Celebrity endorsers aren’t going away despite the Sheen-like risks

Actor Charlie Sheen public escapades makes this a good time to talk about the use of celebrities in advertising. Sheen was featured in Hanes commercials, which were dropped when negativity about him intensified. He follows a list of celebrity endorsers – Tiger Woods, Michael Vick, Kate Moss, Michael Phelps, Chris Brown, Brett Favre – who ended up being brand liabilities instead of champions. Don’t expect this to deter advertisers from using celebrities, though. Why? Because they draw attention to and help shape perceptions of the brand.

One local example is Reliant Energy’s use of NFL Hall of Famer Troy Aikman in TV spots. Aikman’s agent tries to rope him into endorsing a dental gun, while Aikman practically begs for a shot at representing Reliant Energy. See for yourself:

For the Reliant Energy brand to be tied to an athlete like Aikman, whose performance as quarterback of the Dallas Cowboys was nothing short of electric at times, is an excellent fit. Consumers likely will infer that Reliant, like Aikman, is competitive, reliable, credible…and delivers even under pressure.

Linking a celebrity endorser to a brand is not without risk, however. Besides undesirable behavior and/or sudden loss of popularity that can diminish the celebrity’s marketing value to the brand, there are any number of potential problems:

  • Celebrity endorsers can be overused by pitching so many products that there ends up being no specific product meaning, or consumers believe that celebrities only do it for the money and don’t believe in or even use the product.
  • The celebrity’s star power can overshadow the brand to the point where consumers can’t recall the advertised brand.
  • A mismatch of celebrity and brand is unbelievable or illogical to consumers.
  • Some consumers can feel that celebrities’ salaries to appear in advertisements add a significant and unnecessary cost to the brand.

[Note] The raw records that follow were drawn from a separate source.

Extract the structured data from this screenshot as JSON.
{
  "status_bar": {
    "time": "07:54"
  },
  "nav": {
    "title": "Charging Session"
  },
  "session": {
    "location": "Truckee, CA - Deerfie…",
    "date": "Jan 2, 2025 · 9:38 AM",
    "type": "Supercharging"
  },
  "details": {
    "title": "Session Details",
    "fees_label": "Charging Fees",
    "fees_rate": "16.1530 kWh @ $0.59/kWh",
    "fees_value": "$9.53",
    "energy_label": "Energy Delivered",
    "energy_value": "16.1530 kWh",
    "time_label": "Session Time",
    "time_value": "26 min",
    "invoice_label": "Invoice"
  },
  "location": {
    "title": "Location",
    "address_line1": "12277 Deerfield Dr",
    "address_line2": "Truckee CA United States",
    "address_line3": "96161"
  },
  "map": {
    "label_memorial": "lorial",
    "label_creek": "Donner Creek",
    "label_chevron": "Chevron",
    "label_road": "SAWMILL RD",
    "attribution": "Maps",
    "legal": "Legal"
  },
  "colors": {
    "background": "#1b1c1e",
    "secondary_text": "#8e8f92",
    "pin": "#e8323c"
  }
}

What this all means is care must be taken by brands so that celebrity endorsers are evaluated, selected and used strategically, as well as closely monitored.

A recent survey by Starch Advertising Research indicates we can expect to continue to see celebrities featured in print ads because doing so produces a 9.4 percent lift in readership than ads without a celebrity endorser.

Do you think celebrity endorsements are worth the risk?